Here comes ... the bridesman?
This summer, as Americans walk down the aisle, wedding-goers will be seeing more men in the bride's party and more women in the groom's party, according to experts.
"It's absolutely becoming more popular," said Elizabeth Howell of the Emily Post Institute (search), an etiquette organization formed in 1946 by famous civility expert Emily Post. "If a woman has a particularly close male friend, or a man has a particularly close female friend, why not?" she said.
Howell doesn't see any problem with the gender-bending trend. In fact, in 2001, Peggy Post updated her great-grandmother-in-law's wedding etiquette book to include protocol for opposite-sex attendants.
So what are the rules for these Friends-era weddings? Do “bridesmen” wear hot pink suits if the bridesmaids’ dresses are that color? Do “groomswomen” wear tuxedos?
Howell said opposite-sex attendants should try to blend in with the rest of the party.
"A man on the woman's side can wear a tuxedo. A woman on the man’s side can wear a dress that matches the bridesmaids' dresses. Or perhaps she would feel more comfortable in a pantsuit or a dress that matches the men's clothing," Howell said.

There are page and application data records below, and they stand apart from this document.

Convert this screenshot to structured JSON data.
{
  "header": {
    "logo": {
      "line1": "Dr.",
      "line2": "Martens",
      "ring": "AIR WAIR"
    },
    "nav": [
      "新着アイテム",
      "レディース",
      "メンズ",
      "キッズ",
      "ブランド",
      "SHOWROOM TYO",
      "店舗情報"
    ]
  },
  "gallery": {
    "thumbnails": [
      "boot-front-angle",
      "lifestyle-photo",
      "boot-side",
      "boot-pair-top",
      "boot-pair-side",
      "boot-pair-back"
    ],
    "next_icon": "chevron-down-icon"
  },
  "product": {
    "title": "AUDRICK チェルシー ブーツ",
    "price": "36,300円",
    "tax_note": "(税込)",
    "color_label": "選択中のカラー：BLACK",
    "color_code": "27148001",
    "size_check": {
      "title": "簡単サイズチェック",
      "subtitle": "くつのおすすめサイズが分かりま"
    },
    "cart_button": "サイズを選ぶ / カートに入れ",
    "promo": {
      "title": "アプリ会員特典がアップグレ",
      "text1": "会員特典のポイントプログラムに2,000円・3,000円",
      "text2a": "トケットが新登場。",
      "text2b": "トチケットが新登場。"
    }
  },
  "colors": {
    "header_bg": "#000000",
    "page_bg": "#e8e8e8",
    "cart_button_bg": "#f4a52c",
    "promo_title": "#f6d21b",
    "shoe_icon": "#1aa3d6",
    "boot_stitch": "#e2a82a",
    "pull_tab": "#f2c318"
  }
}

And then there's the question of what opposite-sex attendants should be called. Howell prefers "honor attendant" for both genders to terms like bridesman, best woman and man of honor.

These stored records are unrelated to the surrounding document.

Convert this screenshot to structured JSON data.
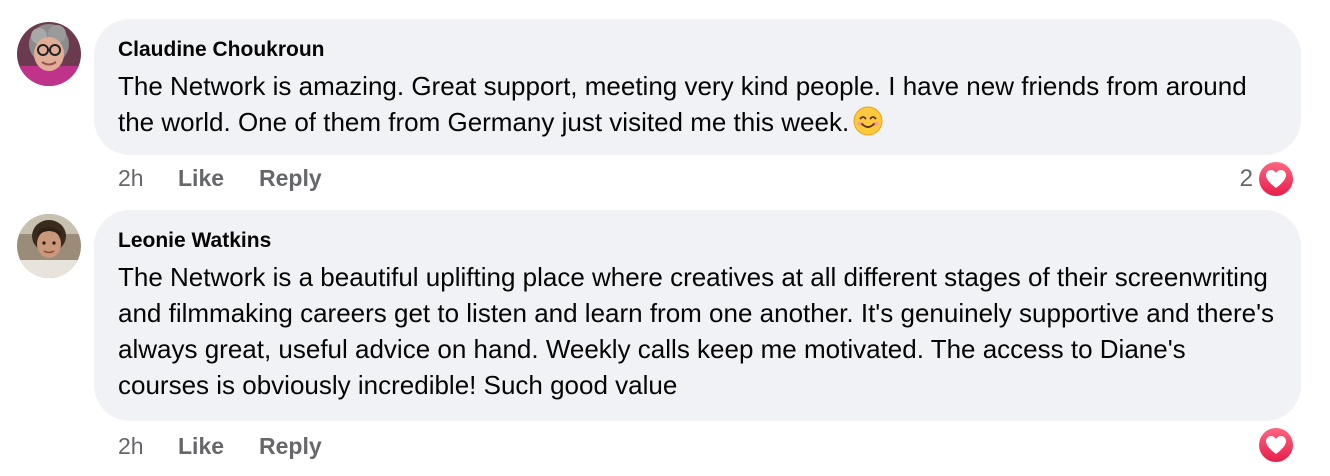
{
  "comments": [
    {
      "author": "Claudine Choukroun",
      "text": "The Network is amazing. Great support, meeting very kind people. I have new friends from around the world. One of them from Germany just visited me this week.",
      "emoji": "smiling-face-emoji",
      "time": "2h",
      "like_label": "Like",
      "reply_label": "Reply",
      "reaction_count": "2",
      "reaction_icon": "love-reaction-icon"
    },
    {
      "author": "Leonie Watkins",
      "text": "The Network is a beautiful uplifting place where creatives at all different stages of their screenwriting and filmmaking careers get to listen and learn from one another. It's genuinely supportive and there's always great, useful advice on hand. Weekly calls keep me motivated. The access to Diane's courses is obviously incredible! Such good value",
      "time": "2h",
      "like_label": "Like",
      "reply_label": "Reply",
      "reaction_icon": "love-reaction-icon"
    }
  ],
  "colors": {
    "bubble_bg": "#f0f2f5",
    "meta_text": "#65676b",
    "love_reaction": "#f33e58"
  }
}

But Olivia Johnson of upstate New York was recently asked to be her friend Ian's "best man."
"We were drunk when he asked me to be his best man," said the 26-year-old. "But I hope that's what I'll be called," she said.

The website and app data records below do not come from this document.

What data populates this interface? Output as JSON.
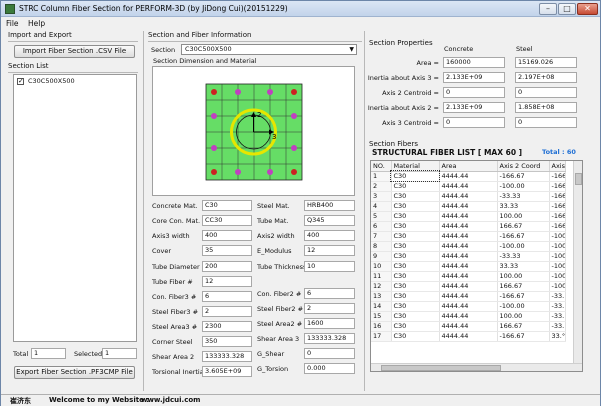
{
  "window": {
    "title": "STRC Column Fiber Section for PERFORM-3D (by JiDong Cui)(20151229)"
  },
  "menu": [
    "File",
    "Help"
  ],
  "import_export": {
    "group_label": "Import and Export",
    "import_button": "Import Fiber Section .CSV File",
    "export_button": "Export Fiber Section .PF3CMP File"
  },
  "section_list": {
    "label": "Section List",
    "items": [
      {
        "name": "C30C500X500",
        "checked": true
      }
    ],
    "total_label": "Total",
    "total_value": "1",
    "selected_label": "Selected",
    "selected_value": "1"
  },
  "fiber_info": {
    "group_label": "Section and Fiber Information",
    "section_label": "Section",
    "section_value": "C30C500X500",
    "drawing_label": "Section Dimension and Material",
    "axis_labels": {
      "axis2": "2",
      "axis3": "3"
    },
    "colors": {
      "concrete": "#66dd66",
      "steel_bar": "#c040c0",
      "tube": "#e6e600",
      "stirrup": "#cc2222"
    }
  },
  "params_left": [
    {
      "label": "Concrete Mat.",
      "value": "C30"
    },
    {
      "label": "Core Con. Mat.",
      "value": "CC30"
    },
    {
      "label": "Axis3 width",
      "value": "400"
    },
    {
      "label": "Cover",
      "value": "35"
    },
    {
      "label": "Tube Diameter",
      "value": "200"
    },
    {
      "label": "Tube Fiber #",
      "value": "12"
    },
    {
      "label": "Con. Fiber3 #",
      "value": "6"
    },
    {
      "label": "Steel Fiber3 #",
      "value": "2"
    },
    {
      "label": "Steel Area3 #",
      "value": "2300"
    },
    {
      "label": "Corner Steel",
      "value": "350"
    },
    {
      "label": "Shear Area 2",
      "value": "133333.328"
    },
    {
      "label": "Torsional Inertia",
      "value": "3.605E+09"
    }
  ],
  "params_right": [
    {
      "label": "Steel Mat.",
      "value": "HRB400"
    },
    {
      "label": "Tube Mat.",
      "value": "Q345"
    },
    {
      "label": "Axis2 width",
      "value": "400"
    },
    {
      "label": "E_Modulus",
      "value": "12"
    },
    {
      "label": "Tube Thickness",
      "value": "10"
    },
    {
      "label": "Con. Fiber2 #",
      "value": "6"
    },
    {
      "label": "Steel Fiber2 #",
      "value": "2"
    },
    {
      "label": "Steel Area2 #",
      "value": "1600"
    },
    {
      "label": "Shear Area 3",
      "value": "133333.328"
    },
    {
      "label": "G_Shear",
      "value": "0"
    },
    {
      "label": "G_Torsion",
      "value": "0.000"
    }
  ],
  "section_properties": {
    "group_label": "Section Properties",
    "col_concrete": "Concrete",
    "col_steel": "Steel",
    "rows": [
      {
        "label": "Area =",
        "concrete": "160000",
        "steel": "15169.026"
      },
      {
        "label": "Inertia about Axis 3 =",
        "concrete": "2.133E+09",
        "steel": "2.197E+08"
      },
      {
        "label": "Axis 2 Centroid =",
        "concrete": "0",
        "steel": "0"
      },
      {
        "label": "Inertia about Axis 2 =",
        "concrete": "2.133E+09",
        "steel": "1.858E+08"
      },
      {
        "label": "Axis 3 Centroid =",
        "concrete": "0",
        "steel": "0"
      }
    ]
  },
  "section_fibers": {
    "group_label": "Section Fibers",
    "list_title": "STRUCTURAL FIBER LIST [ MAX 60 ]",
    "total_label": "Total : 60",
    "columns": [
      "NO.",
      "Material",
      "Area",
      "Axis 2 Coord",
      "Axis"
    ],
    "rows": [
      [
        "1",
        "C30",
        "4444.44",
        "-166.67",
        "-166"
      ],
      [
        "2",
        "C30",
        "4444.44",
        "-100.00",
        "-166"
      ],
      [
        "3",
        "C30",
        "4444.44",
        "-33.33",
        "-166"
      ],
      [
        "4",
        "C30",
        "4444.44",
        "33.33",
        "-166"
      ],
      [
        "5",
        "C30",
        "4444.44",
        "100.00",
        "-166"
      ],
      [
        "6",
        "C30",
        "4444.44",
        "166.67",
        "-166"
      ],
      [
        "7",
        "C30",
        "4444.44",
        "-166.67",
        "-100"
      ],
      [
        "8",
        "C30",
        "4444.44",
        "-100.00",
        "-100"
      ],
      [
        "9",
        "C30",
        "4444.44",
        "-33.33",
        "-100"
      ],
      [
        "10",
        "C30",
        "4444.44",
        "33.33",
        "-100"
      ],
      [
        "11",
        "C30",
        "4444.44",
        "100.00",
        "-100"
      ],
      [
        "12",
        "C30",
        "4444.44",
        "166.67",
        "-100"
      ],
      [
        "13",
        "C30",
        "4444.44",
        "-166.67",
        "-33."
      ],
      [
        "14",
        "C30",
        "4444.44",
        "-100.00",
        "-33."
      ],
      [
        "15",
        "C30",
        "4444.44",
        "100.00",
        "-33."
      ],
      [
        "16",
        "C30",
        "4444.44",
        "166.67",
        "-33."
      ],
      [
        "17",
        "C30",
        "4444.44",
        "-166.67",
        "33.°"
      ]
    ]
  },
  "status": {
    "author": "崔济东",
    "welcome": "Welcome to my Website :",
    "website": "www.jdcui.com"
  }
}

And Johnson’s not worried about causing a stir on the big day.
"I don't think it will really come across as all that odd that I'm a woman, as Ian and Tamara are about the most laid-back people I've ever met," she said of the couple. "It's also good fun for comedy value."
But it's exactly this humorous element that bothers Dr. William Donohue, president of the Catholic League for Religious and Civil Rights (search).
"A marriage ceremony is a serious statement, not Saturday Night Live," he said. "I think it's incredibly immature to bring politically correct politics into a church."
Heather MacCuspie's parents and in-laws shared some of Donohue's reservations. The 22-year-old Florida resident and her husband Rob, 23, both wanted to include opposite-sex friends in their wedding parties. But their elders were none too pleased.
"They were like 'you're doing what?'" she said.
Heather's parents came to terms with the idea quickly -- but Rob's were more reluctant.
"They're more conservative … They tried to talk to him about how it wasn't traditional," MacCuspie said. "It came down to, if the church doesn't disapprove, it's okay. The church said they’ve had multiple people do it and it wasn't a problem."
Heather's “honor attendant,” Josh, even went to her bachelorette party, which included the usual club-hopping. But Rob’s groomswoman, Brandi, skipped his bachelor party.
“Let’s just say she decided with their plans that she didn’t want to,” MacCuspie said.
Leah Ingram, author of The Balanced Bride: Preparing Your Mind, Body and Spirit for Your Wedding and Beyond, said the opposite-sex attendant trend has a lot to do with the fact that today's brides and grooms are older than in previous generations.
"People are out on their own, out of college, living and working and making their own friendships," she explained.
MacCuspie said it's a matter of choosing to have people you love be in your wedding party, rather than following a dusty book of rules.
"I don't see people holding back because of tradition. It's a matter of who means the most to you," she said. "Who do you want to be a part of one of the biggest days of your life?"
But Donohue begged to differ.
"What's next? The groom in a white dress and the bride in a tux?" he said.